The author of our May essay on the Zoom seder joins us to talk about his ideas and the debate surrounding them.



June 4 2020
About the authors

A weekly podcast, produced in partnership with the Tikvah Fund, offering up the best thinking on Jewish thought and culture.

Chaim Saiman is the chair in Jewish law at the Charles Widger School of Law at Villanova University and the author of Halakhah: The Rabbinic Idea of Law (Princeton 2018).

This Week’s Guest: Chaim Saiman


As the COVID-19 pandemic began to spread in the United States and Israel, and those nations’ governments and public institutions responded with quarantines and social-distancing guidelines, the Jewish community was placed in a unique bind. Passover—the most widely observed holiday in the Jewish world, on which families and friends traditionally gather for the seder—was just around the corner. With the world on lockdown, what would the seder look like?

The liberal denominations of Judaism responded quickly, encouraging the use of now-ubiquitous video conferencing technology to host “Zoom seders” and providing guidance on how to do so. But the Zoom seder was not such a simple answer for the Orthodox, who generally refrain from using electronic devices and other technologies on Shabbat and holidays. In late March, a group of Israeli rabbis from the Moroccan community issued a radical ruling, permitting the limited use of Zoom on the seder night. But this ruling was met with swift backlash among the majority of the Orthodox rabbinate, which ruled Zoom seders forbidden.

What was behind this intra-Orthodox debate? What does the opposition to Zoom seders among most Orthodox authorities tell us about the nature of Jewish law? And in standing against the Zoom seder, what were these traditionalist rabbis standing for?
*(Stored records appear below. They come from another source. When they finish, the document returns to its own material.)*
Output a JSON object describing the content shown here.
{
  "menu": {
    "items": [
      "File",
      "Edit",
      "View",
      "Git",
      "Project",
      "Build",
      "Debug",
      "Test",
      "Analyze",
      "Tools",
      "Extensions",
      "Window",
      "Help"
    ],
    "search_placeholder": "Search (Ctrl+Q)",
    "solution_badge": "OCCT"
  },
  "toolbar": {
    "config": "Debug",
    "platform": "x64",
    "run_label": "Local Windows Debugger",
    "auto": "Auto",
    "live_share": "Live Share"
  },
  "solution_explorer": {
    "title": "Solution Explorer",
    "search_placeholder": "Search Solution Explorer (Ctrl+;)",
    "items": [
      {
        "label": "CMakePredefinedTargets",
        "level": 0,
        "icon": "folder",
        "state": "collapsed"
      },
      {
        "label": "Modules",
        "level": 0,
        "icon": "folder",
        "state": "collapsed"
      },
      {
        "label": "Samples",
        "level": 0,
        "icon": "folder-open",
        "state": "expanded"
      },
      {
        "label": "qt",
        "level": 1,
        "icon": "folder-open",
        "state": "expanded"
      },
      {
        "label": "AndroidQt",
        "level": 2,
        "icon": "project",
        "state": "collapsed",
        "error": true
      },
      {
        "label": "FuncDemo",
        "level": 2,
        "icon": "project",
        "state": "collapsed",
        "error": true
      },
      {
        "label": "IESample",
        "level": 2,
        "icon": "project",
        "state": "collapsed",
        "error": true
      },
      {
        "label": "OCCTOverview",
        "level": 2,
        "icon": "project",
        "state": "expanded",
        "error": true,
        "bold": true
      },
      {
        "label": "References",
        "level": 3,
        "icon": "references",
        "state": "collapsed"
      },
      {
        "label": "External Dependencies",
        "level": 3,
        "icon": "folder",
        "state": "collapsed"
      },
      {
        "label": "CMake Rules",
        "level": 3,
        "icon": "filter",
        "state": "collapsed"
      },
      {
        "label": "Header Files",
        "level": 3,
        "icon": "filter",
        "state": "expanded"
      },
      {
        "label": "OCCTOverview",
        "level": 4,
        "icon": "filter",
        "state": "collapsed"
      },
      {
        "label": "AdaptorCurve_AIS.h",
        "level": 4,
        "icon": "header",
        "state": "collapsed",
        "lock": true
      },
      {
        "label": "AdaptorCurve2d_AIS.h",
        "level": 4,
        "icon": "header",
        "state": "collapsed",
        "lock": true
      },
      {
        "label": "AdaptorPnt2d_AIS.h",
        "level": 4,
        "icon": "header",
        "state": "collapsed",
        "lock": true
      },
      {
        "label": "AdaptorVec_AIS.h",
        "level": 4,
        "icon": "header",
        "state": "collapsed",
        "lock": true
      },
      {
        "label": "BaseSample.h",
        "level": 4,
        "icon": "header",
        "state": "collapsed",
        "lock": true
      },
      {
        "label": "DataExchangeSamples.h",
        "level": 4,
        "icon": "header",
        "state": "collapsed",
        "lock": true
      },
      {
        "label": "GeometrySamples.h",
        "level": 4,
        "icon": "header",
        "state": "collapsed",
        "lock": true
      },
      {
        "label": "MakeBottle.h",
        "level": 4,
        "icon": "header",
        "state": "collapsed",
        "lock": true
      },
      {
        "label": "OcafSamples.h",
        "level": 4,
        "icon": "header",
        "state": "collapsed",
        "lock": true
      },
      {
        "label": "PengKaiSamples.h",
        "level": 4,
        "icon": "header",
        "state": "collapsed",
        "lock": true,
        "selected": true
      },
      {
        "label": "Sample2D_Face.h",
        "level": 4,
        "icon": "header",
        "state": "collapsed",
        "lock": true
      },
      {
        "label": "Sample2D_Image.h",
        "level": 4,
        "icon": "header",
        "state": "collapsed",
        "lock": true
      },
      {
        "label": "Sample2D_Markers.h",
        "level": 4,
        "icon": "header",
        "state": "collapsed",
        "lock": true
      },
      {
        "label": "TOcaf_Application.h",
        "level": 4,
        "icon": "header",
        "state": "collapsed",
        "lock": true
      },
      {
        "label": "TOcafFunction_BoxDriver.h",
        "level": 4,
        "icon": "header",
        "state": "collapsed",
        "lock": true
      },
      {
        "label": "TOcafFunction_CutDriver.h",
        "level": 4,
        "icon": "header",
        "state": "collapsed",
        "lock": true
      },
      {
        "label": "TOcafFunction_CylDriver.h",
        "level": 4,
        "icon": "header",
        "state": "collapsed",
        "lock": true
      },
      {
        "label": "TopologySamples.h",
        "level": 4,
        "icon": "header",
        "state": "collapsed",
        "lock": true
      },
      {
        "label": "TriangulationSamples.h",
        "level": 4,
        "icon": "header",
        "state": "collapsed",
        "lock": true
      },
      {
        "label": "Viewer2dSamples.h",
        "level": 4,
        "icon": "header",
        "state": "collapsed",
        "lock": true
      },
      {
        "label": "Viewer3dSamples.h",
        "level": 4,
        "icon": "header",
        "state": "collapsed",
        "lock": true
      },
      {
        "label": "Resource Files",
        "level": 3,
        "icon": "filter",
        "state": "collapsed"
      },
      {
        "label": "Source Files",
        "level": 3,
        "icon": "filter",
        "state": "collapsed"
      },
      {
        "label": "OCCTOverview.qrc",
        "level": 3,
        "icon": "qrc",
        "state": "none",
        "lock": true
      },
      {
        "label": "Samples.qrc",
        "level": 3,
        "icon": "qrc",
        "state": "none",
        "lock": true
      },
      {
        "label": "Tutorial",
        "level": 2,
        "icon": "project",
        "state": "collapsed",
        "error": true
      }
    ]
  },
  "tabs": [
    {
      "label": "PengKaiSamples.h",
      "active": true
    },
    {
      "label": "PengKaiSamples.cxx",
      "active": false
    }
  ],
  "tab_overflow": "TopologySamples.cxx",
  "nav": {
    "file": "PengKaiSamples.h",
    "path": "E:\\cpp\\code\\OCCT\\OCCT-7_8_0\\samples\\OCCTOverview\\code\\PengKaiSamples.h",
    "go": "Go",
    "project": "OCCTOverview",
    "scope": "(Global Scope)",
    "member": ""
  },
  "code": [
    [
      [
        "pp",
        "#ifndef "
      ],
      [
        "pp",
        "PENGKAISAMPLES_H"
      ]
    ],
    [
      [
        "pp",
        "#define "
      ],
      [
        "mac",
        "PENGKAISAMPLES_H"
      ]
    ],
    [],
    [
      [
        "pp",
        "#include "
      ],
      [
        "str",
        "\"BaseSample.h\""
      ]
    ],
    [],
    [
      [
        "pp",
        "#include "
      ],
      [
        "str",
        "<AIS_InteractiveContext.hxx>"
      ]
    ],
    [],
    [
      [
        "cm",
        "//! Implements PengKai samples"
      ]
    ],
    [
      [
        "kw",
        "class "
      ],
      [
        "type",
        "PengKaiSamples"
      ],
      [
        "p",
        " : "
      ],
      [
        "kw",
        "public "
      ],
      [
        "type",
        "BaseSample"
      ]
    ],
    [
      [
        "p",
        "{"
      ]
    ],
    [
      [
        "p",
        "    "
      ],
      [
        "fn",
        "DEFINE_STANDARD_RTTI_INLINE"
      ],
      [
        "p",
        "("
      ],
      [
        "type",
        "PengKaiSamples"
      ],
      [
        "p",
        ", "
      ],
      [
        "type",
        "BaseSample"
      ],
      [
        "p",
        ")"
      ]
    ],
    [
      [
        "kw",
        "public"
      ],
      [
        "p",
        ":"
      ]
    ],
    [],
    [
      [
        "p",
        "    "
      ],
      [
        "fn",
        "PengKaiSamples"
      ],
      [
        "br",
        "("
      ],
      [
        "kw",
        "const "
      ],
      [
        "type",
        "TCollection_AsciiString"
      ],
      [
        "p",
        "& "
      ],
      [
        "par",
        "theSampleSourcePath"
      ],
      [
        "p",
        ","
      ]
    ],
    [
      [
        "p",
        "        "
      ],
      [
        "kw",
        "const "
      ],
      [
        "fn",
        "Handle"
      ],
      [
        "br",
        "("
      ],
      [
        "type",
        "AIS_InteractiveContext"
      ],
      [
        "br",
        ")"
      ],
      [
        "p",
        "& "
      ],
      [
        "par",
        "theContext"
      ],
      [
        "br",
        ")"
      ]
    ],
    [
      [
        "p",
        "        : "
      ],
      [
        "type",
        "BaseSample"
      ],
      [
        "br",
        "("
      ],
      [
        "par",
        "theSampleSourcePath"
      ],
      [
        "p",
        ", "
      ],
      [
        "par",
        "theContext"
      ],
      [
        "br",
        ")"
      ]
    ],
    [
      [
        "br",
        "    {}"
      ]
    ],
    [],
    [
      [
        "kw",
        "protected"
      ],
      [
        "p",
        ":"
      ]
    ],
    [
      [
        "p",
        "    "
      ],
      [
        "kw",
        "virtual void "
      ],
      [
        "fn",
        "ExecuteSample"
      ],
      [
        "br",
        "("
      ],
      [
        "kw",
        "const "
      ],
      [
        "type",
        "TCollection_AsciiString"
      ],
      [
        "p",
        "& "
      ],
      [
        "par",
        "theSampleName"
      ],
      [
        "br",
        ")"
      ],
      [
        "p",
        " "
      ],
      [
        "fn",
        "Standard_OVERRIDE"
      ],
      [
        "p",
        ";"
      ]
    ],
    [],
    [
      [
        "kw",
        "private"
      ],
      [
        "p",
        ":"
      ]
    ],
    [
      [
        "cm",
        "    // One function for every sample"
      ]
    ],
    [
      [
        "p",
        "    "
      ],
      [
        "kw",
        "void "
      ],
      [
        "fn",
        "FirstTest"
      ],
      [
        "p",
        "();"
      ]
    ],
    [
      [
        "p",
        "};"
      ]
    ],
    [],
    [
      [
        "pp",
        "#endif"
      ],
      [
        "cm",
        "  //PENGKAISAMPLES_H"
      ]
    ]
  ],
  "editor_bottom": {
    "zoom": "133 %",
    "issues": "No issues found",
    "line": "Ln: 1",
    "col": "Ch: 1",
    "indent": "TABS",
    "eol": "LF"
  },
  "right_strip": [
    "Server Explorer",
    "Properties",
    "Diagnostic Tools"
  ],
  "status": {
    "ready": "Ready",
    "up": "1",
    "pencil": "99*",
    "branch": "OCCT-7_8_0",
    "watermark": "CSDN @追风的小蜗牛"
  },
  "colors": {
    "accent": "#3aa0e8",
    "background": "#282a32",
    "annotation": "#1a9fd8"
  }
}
These are the questions Chaim Saiman seeks to answer in his Mosaic essay, “In Rejecting the Zoom Seder, What Did Orthodox Jews Affirm?” And it’s what Saiman discusses with Mosaic editor Jonathan Silver in this podcast.

Musical selections in this podcast are drawn from the Quintet for Clarinet and Strings, op. 31a, composed by Paul Ben-Haim and performed by the ARC Ensemble, as well as “Ulterior” by Swan Production.



For more on the Tikvah Podcast at Mosaic, which appears roughly every Thursday, check out its inaugural post here.

If you have thoughts about the podcast that you’d like to share, ideas for future guests and topics, or any other form of feedback, just send an email to [email protected].

More about: Halakhah, Religion & Holidays, Zoom Seder